Riverside Mausoleum and Crematorium


Photo © Benoit Malphettes

The Riverside Mausoleum, built in 1914, was designed by architect Henry Jekel for the California Mausoleum Company. Evergreen Cemetery acquired the building in 1925. Later on, Jekel would design the crematory addition to the mausoleum (1929) and the cemetery office building (early 1940s). The only two buildings Jekel did not design were the receiving vault and the modern mausoleum.

Jekel was known for his work in the Spanish-Moorish tradition, designing skyscrapers in Washington, D.C. and Philadelphia before coming to California. Working in Riverside from 1925 to 1940 he designed a number of homes and public buildings including Benedict’s Castle (Castillo Isabella). A report on the history of Evergreen Cemetery entitled “At the Foot of the Mount,” by Lee August Simpson and Chuck Wilson, provides a good description of Jekel’s work on the mausoleum and his departure from his normal style to focus on Egyptian motifs.

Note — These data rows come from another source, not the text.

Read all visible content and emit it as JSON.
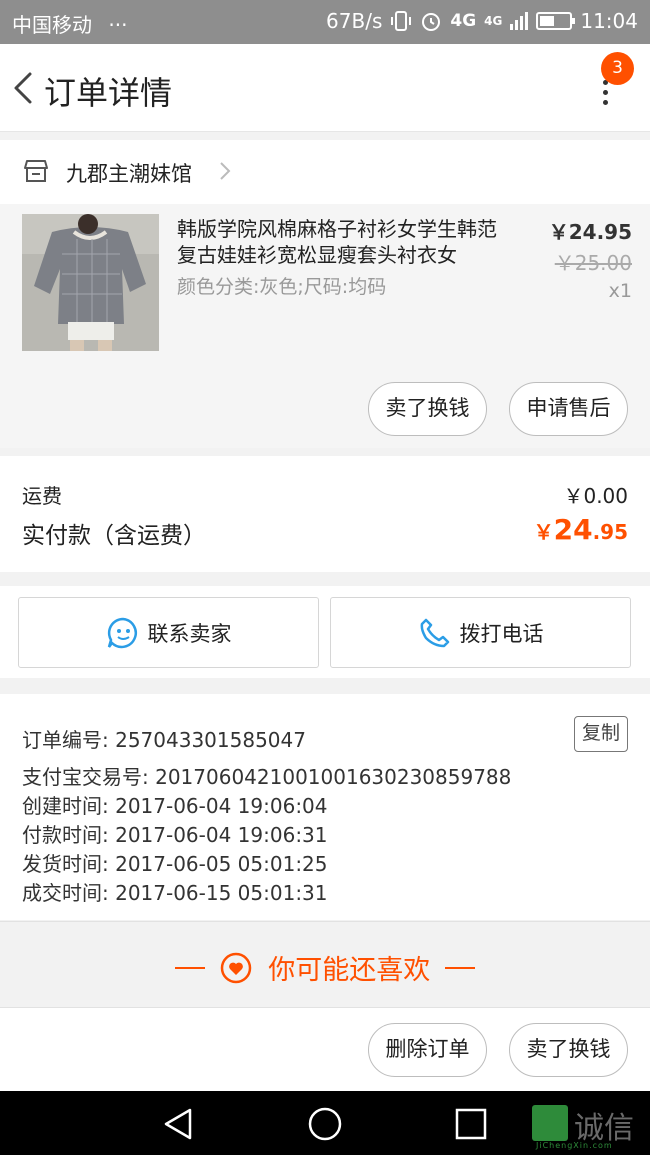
{
  "status_bar": {
    "carrier": "中国移动",
    "dots": "···",
    "speed": "67B/s",
    "network": "4G",
    "network2": "4G",
    "time": "11:04"
  },
  "header": {
    "title": "订单详情",
    "badge_count": "3"
  },
  "shop": {
    "name": "九郡主潮妹馆"
  },
  "product": {
    "name": "韩版学院风棉麻格子衬衫女学生韩范复古娃娃衫宽松显瘦套头衬衣女",
    "spec": "颜色分类:灰色;尺码:均码",
    "price": "￥24.95",
    "original_price": "￥25.00",
    "quantity": "x1",
    "actions": {
      "sell_label": "卖了换钱",
      "aftersale_label": "申请售后"
    }
  },
  "fees": {
    "shipping_label": "运费",
    "shipping_value": "￥0.00",
    "paid_label": "实付款（含运费）",
    "paid_symbol": "￥",
    "paid_int": "24",
    "paid_dec": ".95"
  },
  "contact": {
    "seller_label": "联系卖家",
    "phone_label": "拨打电话"
  },
  "order_info": {
    "order_no": "订单编号: 257043301585047",
    "alipay_no": "支付宝交易号: 2017060421001001630230859788",
    "created": "创建时间: 2017-06-04 19:06:04",
    "paid": "付款时间: 2017-06-04 19:06:31",
    "shipped": "发货时间: 2017-06-05 05:01:25",
    "completed": "成交时间: 2017-06-15 05:01:31",
    "copy_label": "复制"
  },
  "recommend": {
    "label": "你可能还喜欢"
  },
  "bottom_actions": {
    "delete_label": "删除订单",
    "sell_label": "卖了换钱"
  },
  "watermark": {
    "text": "诚信",
    "sub": "JiChengXin.com"
  },
  "colors": {
    "accent": "#ff5000",
    "icon_blue": "#2b9de6"
  }
}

“Constructed with a strong Egyptian influence, the mausoleum mirrors the cut stone masonry style of architecture initiated by Imhotep of ancient Egypt. It was Imhotep who is credited with designing the funerary district around the pyramid of Zoser. The papyrus motif of the Riverside mausoleum is linked with lower Egypt and is of the same type used in the North Palace of King Zoser.

“Architect Henry Jekel, who designed the Riverside mausoleum, sought to create a rustic atmosphere that echoed Imhotep’s work by using granite blocks that became smaller in size with each succeeding row. The heavy rough hewn battered granite walls and essentially rectangular groundplan is also reminiscent of 4th Dynasty mastabas, crypts for high officials and members of the Egyptian royal family.

“Mausoleum columns also follow Egyptian construction techniques. Although Imhotep used more enduring construction materials than his predecessors, he sought to create the look of wood, mud, and reeds in his columns. To this end, the mausoleum’s columns resemble bundles of papyrus. The Egyptians also used ‘engaged’ or joined columns. The columns of the mausoleum in the eastern and western facade bays are an example of this style. Only those in the central bay are free-standing.

“Inside the mausoleum, the iconography of the structure’s exterior continues, with sunlight entering the lotus-pattern stained glass windows and with ceiling plates for the five sextagonal brass suspended lanterns carrying a lotus motif etched in black. The interior of the mausoleum is open to the building’s full one-and-a-half-stories, The first story is composed of marble crypts divided vertically by simple marble pilasters. The half story ceiling is finished in plaster. Visually, the half-story and ceiling emphasize the structural components—pillars and beams—of the buildings.”

The Riverside Mausoleum contains 425 crypts and 300 niches and was designated a cultural heritage landmark by the City in 1985.